While Wednesday's stand-off may have heightened safety concerns, it revealed little in the way of lax security practices.
Is Mexico safe?
Sometimes it seems like a resounding "no." Wednesday's hijacking here comes on top of a US travel advisory warning of "large firefights," drug traffickers with a penchant for beheading, and a year of headlines ranging from a grenade explosion in a public plaza to a state-wide, police station shootout.
The hijacking – from the American-friendly resort town of Cancun, no less – significantly heightened the perception of danger, but revealed little in the way of lax security – at the airport or otherwise – in Mexico. While Mexico has experienced many episodes that provoked questions about its safety, Wednesday's dramatic stand-off will not be one of them, many say.
"This is going to be inconsequential – ultimately a non-event," says Stephen Meiners, a Latin America analyst at the global intelligence company Stratfor. "[The hijacker] didn't manage to breach the cockpit, no one seemed to be scared, he did not get any kind of weapons on board. He was never a risk to anyone on the plane."
Hijacker motivated by religion

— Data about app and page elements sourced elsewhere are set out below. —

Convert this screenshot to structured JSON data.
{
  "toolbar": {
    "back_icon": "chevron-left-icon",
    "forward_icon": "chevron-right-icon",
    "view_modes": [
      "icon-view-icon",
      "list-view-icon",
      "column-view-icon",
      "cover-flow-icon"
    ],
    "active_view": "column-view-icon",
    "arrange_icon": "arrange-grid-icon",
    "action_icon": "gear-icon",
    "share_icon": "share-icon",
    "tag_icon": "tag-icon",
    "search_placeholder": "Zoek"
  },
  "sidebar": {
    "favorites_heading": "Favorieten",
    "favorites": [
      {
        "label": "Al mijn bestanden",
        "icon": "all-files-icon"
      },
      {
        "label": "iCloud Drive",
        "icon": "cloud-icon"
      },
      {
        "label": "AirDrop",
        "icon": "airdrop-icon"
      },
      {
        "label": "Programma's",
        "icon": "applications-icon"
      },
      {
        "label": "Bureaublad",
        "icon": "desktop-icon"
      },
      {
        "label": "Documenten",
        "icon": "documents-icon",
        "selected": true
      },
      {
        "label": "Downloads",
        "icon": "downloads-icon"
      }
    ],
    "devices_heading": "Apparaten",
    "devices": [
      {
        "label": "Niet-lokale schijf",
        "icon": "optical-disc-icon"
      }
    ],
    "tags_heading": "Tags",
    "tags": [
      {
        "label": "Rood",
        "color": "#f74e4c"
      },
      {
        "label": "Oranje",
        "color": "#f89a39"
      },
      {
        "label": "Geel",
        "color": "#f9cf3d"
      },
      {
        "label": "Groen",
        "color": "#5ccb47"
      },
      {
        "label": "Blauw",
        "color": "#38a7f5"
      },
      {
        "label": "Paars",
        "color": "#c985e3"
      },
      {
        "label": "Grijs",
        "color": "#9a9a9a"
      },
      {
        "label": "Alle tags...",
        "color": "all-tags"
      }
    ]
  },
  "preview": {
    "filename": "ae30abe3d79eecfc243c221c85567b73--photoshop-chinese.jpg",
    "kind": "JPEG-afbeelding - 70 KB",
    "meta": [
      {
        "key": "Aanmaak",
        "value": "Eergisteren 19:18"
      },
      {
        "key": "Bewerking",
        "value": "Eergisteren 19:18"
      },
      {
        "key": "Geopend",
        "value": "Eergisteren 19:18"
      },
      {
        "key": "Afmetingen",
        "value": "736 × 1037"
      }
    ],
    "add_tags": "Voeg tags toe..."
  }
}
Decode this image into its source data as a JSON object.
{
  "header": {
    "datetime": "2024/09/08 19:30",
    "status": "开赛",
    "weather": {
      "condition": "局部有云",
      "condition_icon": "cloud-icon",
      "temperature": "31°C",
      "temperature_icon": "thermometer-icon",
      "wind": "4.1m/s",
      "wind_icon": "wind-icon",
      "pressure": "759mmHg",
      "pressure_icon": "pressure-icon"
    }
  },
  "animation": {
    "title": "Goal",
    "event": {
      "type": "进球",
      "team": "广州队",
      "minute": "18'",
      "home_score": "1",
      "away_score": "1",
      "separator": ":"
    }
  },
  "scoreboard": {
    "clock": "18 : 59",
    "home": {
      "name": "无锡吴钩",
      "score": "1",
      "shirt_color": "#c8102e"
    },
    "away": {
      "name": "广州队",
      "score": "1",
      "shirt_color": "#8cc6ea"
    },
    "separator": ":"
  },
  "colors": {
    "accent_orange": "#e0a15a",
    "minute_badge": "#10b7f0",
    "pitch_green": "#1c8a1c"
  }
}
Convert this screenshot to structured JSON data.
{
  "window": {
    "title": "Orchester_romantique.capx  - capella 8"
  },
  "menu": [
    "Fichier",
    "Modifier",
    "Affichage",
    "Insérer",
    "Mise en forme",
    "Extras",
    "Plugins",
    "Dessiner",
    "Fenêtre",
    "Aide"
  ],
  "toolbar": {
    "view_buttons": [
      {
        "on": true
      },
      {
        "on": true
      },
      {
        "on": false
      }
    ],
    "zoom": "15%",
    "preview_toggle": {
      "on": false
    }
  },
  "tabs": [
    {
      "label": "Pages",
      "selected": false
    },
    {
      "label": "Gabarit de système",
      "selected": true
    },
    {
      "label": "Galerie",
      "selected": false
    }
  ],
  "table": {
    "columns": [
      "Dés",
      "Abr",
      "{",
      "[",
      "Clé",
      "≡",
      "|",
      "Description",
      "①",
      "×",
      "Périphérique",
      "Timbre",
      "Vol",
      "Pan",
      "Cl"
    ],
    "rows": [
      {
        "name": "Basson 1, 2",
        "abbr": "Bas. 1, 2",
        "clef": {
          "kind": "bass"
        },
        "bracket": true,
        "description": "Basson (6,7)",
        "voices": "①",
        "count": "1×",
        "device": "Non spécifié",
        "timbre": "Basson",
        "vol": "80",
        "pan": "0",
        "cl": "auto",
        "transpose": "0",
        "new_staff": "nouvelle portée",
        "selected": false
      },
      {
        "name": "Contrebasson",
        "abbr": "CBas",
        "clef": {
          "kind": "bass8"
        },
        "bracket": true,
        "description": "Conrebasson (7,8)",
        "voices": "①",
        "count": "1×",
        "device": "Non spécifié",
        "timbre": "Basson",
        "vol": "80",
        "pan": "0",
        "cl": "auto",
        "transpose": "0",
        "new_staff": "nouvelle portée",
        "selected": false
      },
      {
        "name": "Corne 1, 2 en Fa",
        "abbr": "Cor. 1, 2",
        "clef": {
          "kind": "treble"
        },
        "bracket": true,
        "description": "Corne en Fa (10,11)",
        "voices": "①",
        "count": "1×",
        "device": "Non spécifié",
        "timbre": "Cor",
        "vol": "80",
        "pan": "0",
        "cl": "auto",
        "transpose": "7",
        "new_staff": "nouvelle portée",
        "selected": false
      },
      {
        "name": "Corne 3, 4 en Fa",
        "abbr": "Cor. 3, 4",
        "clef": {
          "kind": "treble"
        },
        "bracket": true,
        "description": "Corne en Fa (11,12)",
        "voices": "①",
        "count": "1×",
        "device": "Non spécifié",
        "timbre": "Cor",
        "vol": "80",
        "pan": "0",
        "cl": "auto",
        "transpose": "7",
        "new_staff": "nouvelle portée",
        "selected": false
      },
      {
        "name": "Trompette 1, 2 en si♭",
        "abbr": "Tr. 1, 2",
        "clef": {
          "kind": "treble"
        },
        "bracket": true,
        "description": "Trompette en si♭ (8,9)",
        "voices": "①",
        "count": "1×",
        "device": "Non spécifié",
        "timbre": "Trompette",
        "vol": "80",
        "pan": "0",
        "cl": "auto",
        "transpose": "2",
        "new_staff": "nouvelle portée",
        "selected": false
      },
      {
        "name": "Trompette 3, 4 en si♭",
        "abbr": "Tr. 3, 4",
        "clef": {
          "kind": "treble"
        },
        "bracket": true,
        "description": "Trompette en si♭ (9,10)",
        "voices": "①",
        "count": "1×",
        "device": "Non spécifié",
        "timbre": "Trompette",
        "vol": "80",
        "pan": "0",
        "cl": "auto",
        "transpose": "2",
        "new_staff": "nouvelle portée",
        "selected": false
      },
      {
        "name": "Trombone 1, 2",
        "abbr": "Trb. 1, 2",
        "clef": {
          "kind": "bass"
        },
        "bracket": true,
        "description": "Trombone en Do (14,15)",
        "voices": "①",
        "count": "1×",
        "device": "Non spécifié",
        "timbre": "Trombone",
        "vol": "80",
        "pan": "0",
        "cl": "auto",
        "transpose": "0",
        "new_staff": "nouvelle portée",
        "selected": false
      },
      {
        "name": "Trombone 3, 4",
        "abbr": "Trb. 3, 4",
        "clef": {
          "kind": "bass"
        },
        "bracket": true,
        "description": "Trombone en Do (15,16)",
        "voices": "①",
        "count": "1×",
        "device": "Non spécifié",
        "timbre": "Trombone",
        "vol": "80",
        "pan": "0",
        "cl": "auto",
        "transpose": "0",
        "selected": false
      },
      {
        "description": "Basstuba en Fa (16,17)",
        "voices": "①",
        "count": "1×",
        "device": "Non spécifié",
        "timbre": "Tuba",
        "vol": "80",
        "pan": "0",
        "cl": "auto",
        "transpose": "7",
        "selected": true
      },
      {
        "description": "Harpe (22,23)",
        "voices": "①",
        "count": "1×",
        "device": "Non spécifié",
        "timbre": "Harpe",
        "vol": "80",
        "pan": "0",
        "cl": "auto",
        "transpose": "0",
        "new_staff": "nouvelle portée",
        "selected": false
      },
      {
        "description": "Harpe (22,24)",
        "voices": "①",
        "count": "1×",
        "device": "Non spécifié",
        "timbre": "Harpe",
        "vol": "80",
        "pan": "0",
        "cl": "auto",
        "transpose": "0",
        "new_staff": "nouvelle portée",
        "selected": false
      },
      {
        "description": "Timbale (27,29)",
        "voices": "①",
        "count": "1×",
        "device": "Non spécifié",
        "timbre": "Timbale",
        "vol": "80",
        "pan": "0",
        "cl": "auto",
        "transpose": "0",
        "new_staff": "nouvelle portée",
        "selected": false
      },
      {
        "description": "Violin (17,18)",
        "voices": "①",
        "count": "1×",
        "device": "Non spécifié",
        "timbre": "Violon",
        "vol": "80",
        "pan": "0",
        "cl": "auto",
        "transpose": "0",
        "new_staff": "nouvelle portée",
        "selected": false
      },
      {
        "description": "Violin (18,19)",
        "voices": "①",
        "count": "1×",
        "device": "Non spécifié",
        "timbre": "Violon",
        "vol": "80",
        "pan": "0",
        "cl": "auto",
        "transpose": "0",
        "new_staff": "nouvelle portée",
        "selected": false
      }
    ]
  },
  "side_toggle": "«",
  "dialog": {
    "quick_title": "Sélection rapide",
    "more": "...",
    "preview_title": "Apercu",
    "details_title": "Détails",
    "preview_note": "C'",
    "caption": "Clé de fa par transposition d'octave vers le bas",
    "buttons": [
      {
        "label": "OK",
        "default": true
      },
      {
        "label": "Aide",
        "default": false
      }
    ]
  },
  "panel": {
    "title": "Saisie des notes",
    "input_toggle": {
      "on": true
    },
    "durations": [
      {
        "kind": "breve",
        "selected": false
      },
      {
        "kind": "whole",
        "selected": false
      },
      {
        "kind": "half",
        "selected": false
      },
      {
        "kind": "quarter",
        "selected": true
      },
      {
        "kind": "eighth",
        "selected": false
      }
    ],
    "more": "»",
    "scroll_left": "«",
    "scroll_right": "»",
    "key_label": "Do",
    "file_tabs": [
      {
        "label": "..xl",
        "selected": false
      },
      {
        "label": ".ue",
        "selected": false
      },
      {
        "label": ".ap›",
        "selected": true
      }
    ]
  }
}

The hijacker, a Bolivian national named José Flores, appears to have been working alone. He was neither motivated by money nor politics, but a religious zeal that he said inspired him to threaten to blow up the Aeromexico jetliner if Mexican President Felipe Calderón did not speak with him.